Apart from the pictures, every entry below must be given again exactly.

▽

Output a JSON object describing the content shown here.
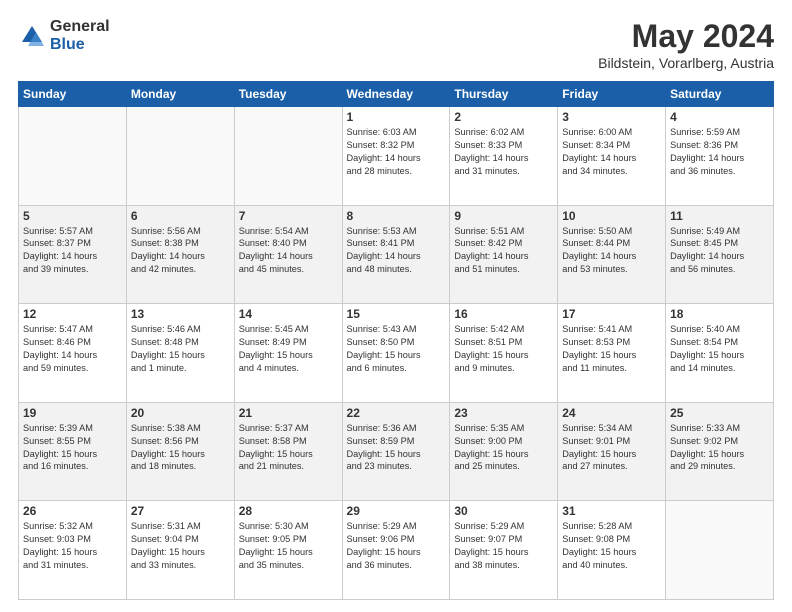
{
  "logo": {
    "general": "General",
    "blue": "Blue"
  },
  "title": "May 2024",
  "location": "Bildstein, Vorarlberg, Austria",
  "days_header": [
    "Sunday",
    "Monday",
    "Tuesday",
    "Wednesday",
    "Thursday",
    "Friday",
    "Saturday"
  ],
  "weeks": [
    [
      {
        "day": "",
        "info": ""
      },
      {
        "day": "",
        "info": ""
      },
      {
        "day": "",
        "info": ""
      },
      {
        "day": "1",
        "info": "Sunrise: 6:03 AM\nSunset: 8:32 PM\nDaylight: 14 hours\nand 28 minutes."
      },
      {
        "day": "2",
        "info": "Sunrise: 6:02 AM\nSunset: 8:33 PM\nDaylight: 14 hours\nand 31 minutes."
      },
      {
        "day": "3",
        "info": "Sunrise: 6:00 AM\nSunset: 8:34 PM\nDaylight: 14 hours\nand 34 minutes."
      },
      {
        "day": "4",
        "info": "Sunrise: 5:59 AM\nSunset: 8:36 PM\nDaylight: 14 hours\nand 36 minutes."
      }
    ],
    [
      {
        "day": "5",
        "info": "Sunrise: 5:57 AM\nSunset: 8:37 PM\nDaylight: 14 hours\nand 39 minutes."
      },
      {
        "day": "6",
        "info": "Sunrise: 5:56 AM\nSunset: 8:38 PM\nDaylight: 14 hours\nand 42 minutes."
      },
      {
        "day": "7",
        "info": "Sunrise: 5:54 AM\nSunset: 8:40 PM\nDaylight: 14 hours\nand 45 minutes."
      },
      {
        "day": "8",
        "info": "Sunrise: 5:53 AM\nSunset: 8:41 PM\nDaylight: 14 hours\nand 48 minutes."
      },
      {
        "day": "9",
        "info": "Sunrise: 5:51 AM\nSunset: 8:42 PM\nDaylight: 14 hours\nand 51 minutes."
      },
      {
        "day": "10",
        "info": "Sunrise: 5:50 AM\nSunset: 8:44 PM\nDaylight: 14 hours\nand 53 minutes."
      },
      {
        "day": "11",
        "info": "Sunrise: 5:49 AM\nSunset: 8:45 PM\nDaylight: 14 hours\nand 56 minutes."
      }
    ],
    [
      {
        "day": "12",
        "info": "Sunrise: 5:47 AM\nSunset: 8:46 PM\nDaylight: 14 hours\nand 59 minutes."
      },
      {
        "day": "13",
        "info": "Sunrise: 5:46 AM\nSunset: 8:48 PM\nDaylight: 15 hours\nand 1 minute."
      },
      {
        "day": "14",
        "info": "Sunrise: 5:45 AM\nSunset: 8:49 PM\nDaylight: 15 hours\nand 4 minutes."
      },
      {
        "day": "15",
        "info": "Sunrise: 5:43 AM\nSunset: 8:50 PM\nDaylight: 15 hours\nand 6 minutes."
      },
      {
        "day": "16",
        "info": "Sunrise: 5:42 AM\nSunset: 8:51 PM\nDaylight: 15 hours\nand 9 minutes."
      },
      {
        "day": "17",
        "info": "Sunrise: 5:41 AM\nSunset: 8:53 PM\nDaylight: 15 hours\nand 11 minutes."
      },
      {
        "day": "18",
        "info": "Sunrise: 5:40 AM\nSunset: 8:54 PM\nDaylight: 15 hours\nand 14 minutes."
      }
    ],
    [
      {
        "day": "19",
        "info": "Sunrise: 5:39 AM\nSunset: 8:55 PM\nDaylight: 15 hours\nand 16 minutes."
      },
      {
        "day": "20",
        "info": "Sunrise: 5:38 AM\nSunset: 8:56 PM\nDaylight: 15 hours\nand 18 minutes."
      },
      {
        "day": "21",
        "info": "Sunrise: 5:37 AM\nSunset: 8:58 PM\nDaylight: 15 hours\nand 21 minutes."
      },
      {
        "day": "22",
        "info": "Sunrise: 5:36 AM\nSunset: 8:59 PM\nDaylight: 15 hours\nand 23 minutes."
      },
      {
        "day": "23",
        "info": "Sunrise: 5:35 AM\nSunset: 9:00 PM\nDaylight: 15 hours\nand 25 minutes."
      },
      {
        "day": "24",
        "info": "Sunrise: 5:34 AM\nSunset: 9:01 PM\nDaylight: 15 hours\nand 27 minutes."
      },
      {
        "day": "25",
        "info": "Sunrise: 5:33 AM\nSunset: 9:02 PM\nDaylight: 15 hours\nand 29 minutes."
      }
    ],
    [
      {
        "day": "26",
        "info": "Sunrise: 5:32 AM\nSunset: 9:03 PM\nDaylight: 15 hours\nand 31 minutes."
      },
      {
        "day": "27",
        "info": "Sunrise: 5:31 AM\nSunset: 9:04 PM\nDaylight: 15 hours\nand 33 minutes."
      },
      {
        "day": "28",
        "info": "Sunrise: 5:30 AM\nSunset: 9:05 PM\nDaylight: 15 hours\nand 35 minutes."
      },
      {
        "day": "29",
        "info": "Sunrise: 5:29 AM\nSunset: 9:06 PM\nDaylight: 15 hours\nand 36 minutes."
      },
      {
        "day": "30",
        "info": "Sunrise: 5:29 AM\nSunset: 9:07 PM\nDaylight: 15 hours\nand 38 minutes."
      },
      {
        "day": "31",
        "info": "Sunrise: 5:28 AM\nSunset: 9:08 PM\nDaylight: 15 hours\nand 40 minutes."
      },
      {
        "day": "",
        "info": ""
      }
    ]
  ]
}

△

→ **Written solution**:
Output a JSON object describing the content shown here.
{
  "logo": {
    "general": "General",
    "blue": "Blue"
  },
  "title": "May 2024",
  "location": "Bildstein, Vorarlberg, Austria",
  "days_header": [
    "Sunday",
    "Monday",
    "Tuesday",
    "Wednesday",
    "Thursday",
    "Friday",
    "Saturday"
  ],
  "weeks": [
    [
      {
        "day": "",
        "info": ""
      },
      {
        "day": "",
        "info": ""
      },
      {
        "day": "",
        "info": ""
      },
      {
        "day": "1",
        "info": "Sunrise: 6:03 AM\nSunset: 8:32 PM\nDaylight: 14 hours\nand 28 minutes."
      },
      {
        "day": "2",
        "info": "Sunrise: 6:02 AM\nSunset: 8:33 PM\nDaylight: 14 hours\nand 31 minutes."
      },
      {
        "day": "3",
        "info": "Sunrise: 6:00 AM\nSunset: 8:34 PM\nDaylight: 14 hours\nand 34 minutes."
      },
      {
        "day": "4",
        "info": "Sunrise: 5:59 AM\nSunset: 8:36 PM\nDaylight: 14 hours\nand 36 minutes."
      }
    ],
    [
      {
        "day": "5",
        "info": "Sunrise: 5:57 AM\nSunset: 8:37 PM\nDaylight: 14 hours\nand 39 minutes."
      },
      {
        "day": "6",
        "info": "Sunrise: 5:56 AM\nSunset: 8:38 PM\nDaylight: 14 hours\nand 42 minutes."
      },
      {
        "day": "7",
        "info": "Sunrise: 5:54 AM\nSunset: 8:40 PM\nDaylight: 14 hours\nand 45 minutes."
      },
      {
        "day": "8",
        "info": "Sunrise: 5:53 AM\nSunset: 8:41 PM\nDaylight: 14 hours\nand 48 minutes."
      },
      {
        "day": "9",
        "info": "Sunrise: 5:51 AM\nSunset: 8:42 PM\nDaylight: 14 hours\nand 51 minutes."
      },
      {
        "day": "10",
        "info": "Sunrise: 5:50 AM\nSunset: 8:44 PM\nDaylight: 14 hours\nand 53 minutes."
      },
      {
        "day": "11",
        "info": "Sunrise: 5:49 AM\nSunset: 8:45 PM\nDaylight: 14 hours\nand 56 minutes."
      }
    ],
    [
      {
        "day": "12",
        "info": "Sunrise: 5:47 AM\nSunset: 8:46 PM\nDaylight: 14 hours\nand 59 minutes."
      },
      {
        "day": "13",
        "info": "Sunrise: 5:46 AM\nSunset: 8:48 PM\nDaylight: 15 hours\nand 1 minute."
      },
      {
        "day": "14",
        "info": "Sunrise: 5:45 AM\nSunset: 8:49 PM\nDaylight: 15 hours\nand 4 minutes."
      },
      {
        "day": "15",
        "info": "Sunrise: 5:43 AM\nSunset: 8:50 PM\nDaylight: 15 hours\nand 6 minutes."
      },
      {
        "day": "16",
        "info": "Sunrise: 5:42 AM\nSunset: 8:51 PM\nDaylight: 15 hours\nand 9 minutes."
      },
      {
        "day": "17",
        "info": "Sunrise: 5:41 AM\nSunset: 8:53 PM\nDaylight: 15 hours\nand 11 minutes."
      },
      {
        "day": "18",
        "info": "Sunrise: 5:40 AM\nSunset: 8:54 PM\nDaylight: 15 hours\nand 14 minutes."
      }
    ],
    [
      {
        "day": "19",
        "info": "Sunrise: 5:39 AM\nSunset: 8:55 PM\nDaylight: 15 hours\nand 16 minutes."
      },
      {
        "day": "20",
        "info": "Sunrise: 5:38 AM\nSunset: 8:56 PM\nDaylight: 15 hours\nand 18 minutes."
      },
      {
        "day": "21",
        "info": "Sunrise: 5:37 AM\nSunset: 8:58 PM\nDaylight: 15 hours\nand 21 minutes."
      },
      {
        "day": "22",
        "info": "Sunrise: 5:36 AM\nSunset: 8:59 PM\nDaylight: 15 hours\nand 23 minutes."
      },
      {
        "day": "23",
        "info": "Sunrise: 5:35 AM\nSunset: 9:00 PM\nDaylight: 15 hours\nand 25 minutes."
      },
      {
        "day": "24",
        "info": "Sunrise: 5:34 AM\nSunset: 9:01 PM\nDaylight: 15 hours\nand 27 minutes."
      },
      {
        "day": "25",
        "info": "Sunrise: 5:33 AM\nSunset: 9:02 PM\nDaylight: 15 hours\nand 29 minutes."
      }
    ],
    [
      {
        "day": "26",
        "info": "Sunrise: 5:32 AM\nSunset: 9:03 PM\nDaylight: 15 hours\nand 31 minutes."
      },
      {
        "day": "27",
        "info": "Sunrise: 5:31 AM\nSunset: 9:04 PM\nDaylight: 15 hours\nand 33 minutes."
      },
      {
        "day": "28",
        "info": "Sunrise: 5:30 AM\nSunset: 9:05 PM\nDaylight: 15 hours\nand 35 minutes."
      },
      {
        "day": "29",
        "info": "Sunrise: 5:29 AM\nSunset: 9:06 PM\nDaylight: 15 hours\nand 36 minutes."
      },
      {
        "day": "30",
        "info": "Sunrise: 5:29 AM\nSunset: 9:07 PM\nDaylight: 15 hours\nand 38 minutes."
      },
      {
        "day": "31",
        "info": "Sunrise: 5:28 AM\nSunset: 9:08 PM\nDaylight: 15 hours\nand 40 minutes."
      },
      {
        "day": "",
        "info": ""
      }
    ]
  ]
}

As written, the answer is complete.